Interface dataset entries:
- Opening Delimiter -

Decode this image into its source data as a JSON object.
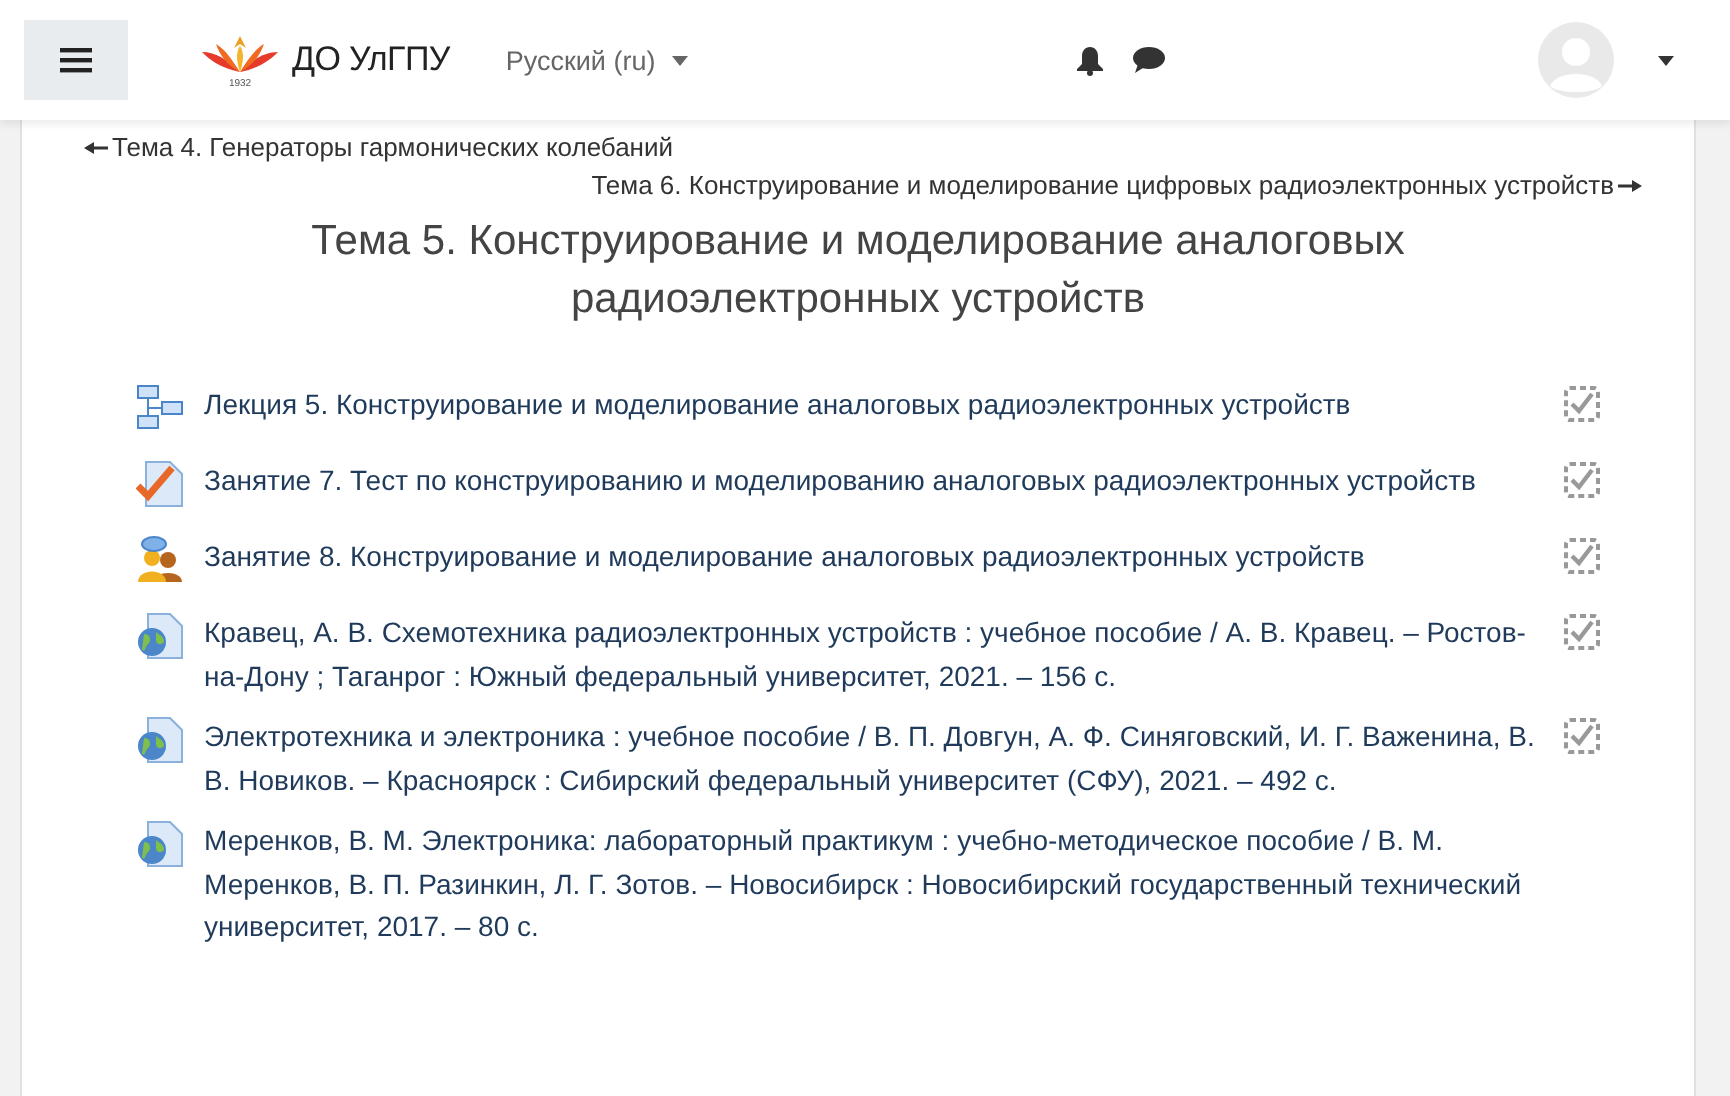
{
  "header": {
    "site_name": "ДО УлГПУ",
    "logo_year": "1932",
    "language": "Русский (ru)"
  },
  "navigation": {
    "previous": "Тема 4. Генераторы гармонических колебаний",
    "next": "Тема 6. Конструирование и моделирование цифровых радиоэлектронных устройств"
  },
  "section_title": "Тема 5. Конструирование и моделирование аналоговых радиоэлектронных устройств",
  "activities": [
    {
      "kind": "lesson",
      "name": "Лекция 5. Конструирование и моделирование аналоговых радиоэлектронных устройств",
      "completion": true
    },
    {
      "kind": "quiz",
      "name": "Занятие 7. Тест по конструированию и моделированию аналоговых радиоэлектронных устройств",
      "completion": true
    },
    {
      "kind": "workshop",
      "name": "Занятие 8. Конструирование и моделирование аналоговых радиоэлектронных устройств",
      "completion": true
    },
    {
      "kind": "url",
      "name": "Кравец, А. В. Схемотехника радиоэлектронных устройств : учебное пособие / А. В. Кравец. – Ростов-на-Дону ; Таганрог : Южный федеральный университет, 2021. – 156 с.",
      "completion": true
    },
    {
      "kind": "url",
      "name": "Электротехника и электроника : учебное пособие / В. П. Довгун, А. Ф. Синяговский, И. Г. Важенина, В. В. Новиков. – Красноярск : Сибирский федеральный университет (СФУ), 2021. – 492 с.",
      "completion": true
    },
    {
      "kind": "url",
      "name": "Меренков, В. М. Электроника: лабораторный практикум : учебно-методическое пособие / В. М. Меренков, В. П. Разинкин, Л. Г. Зотов. – Новосибирск : Новосибирский государственный технический университет, 2017. – 80 с.",
      "completion": false
    }
  ]
}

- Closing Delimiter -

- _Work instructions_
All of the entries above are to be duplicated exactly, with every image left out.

- _Written reply_
Decode this image into its source data as a JSON object.
{
  "header": {
    "site_name": "ДО УлГПУ",
    "logo_year": "1932",
    "language": "Русский (ru)"
  },
  "navigation": {
    "previous": "Тема 4. Генераторы гармонических колебаний",
    "next": "Тема 6. Конструирование и моделирование цифровых радиоэлектронных устройств"
  },
  "section_title": "Тема 5. Конструирование и моделирование аналоговых радиоэлектронных устройств",
  "activities": [
    {
      "kind": "lesson",
      "name": "Лекция 5. Конструирование и моделирование аналоговых радиоэлектронных устройств",
      "completion": true
    },
    {
      "kind": "quiz",
      "name": "Занятие 7. Тест по конструированию и моделированию аналоговых радиоэлектронных устройств",
      "completion": true
    },
    {
      "kind": "workshop",
      "name": "Занятие 8. Конструирование и моделирование аналоговых радиоэлектронных устройств",
      "completion": true
    },
    {
      "kind": "url",
      "name": "Кравец, А. В. Схемотехника радиоэлектронных устройств : учебное пособие / А. В. Кравец. – Ростов-на-Дону ; Таганрог : Южный федеральный университет, 2021. – 156 с.",
      "completion": true
    },
    {
      "kind": "url",
      "name": "Электротехника и электроника : учебное пособие / В. П. Довгун, А. Ф. Синяговский, И. Г. Важенина, В. В. Новиков. – Красноярск : Сибирский федеральный университет (СФУ), 2021. – 492 с.",
      "completion": true
    },
    {
      "kind": "url",
      "name": "Меренков, В. М. Электроника: лабораторный практикум : учебно-методическое пособие / В. М. Меренков, В. П. Разинкин, Л. Г. Зотов. – Новосибирск : Новосибирский государственный технический университет, 2017. – 80 с.",
      "completion": false
    }
  ]
}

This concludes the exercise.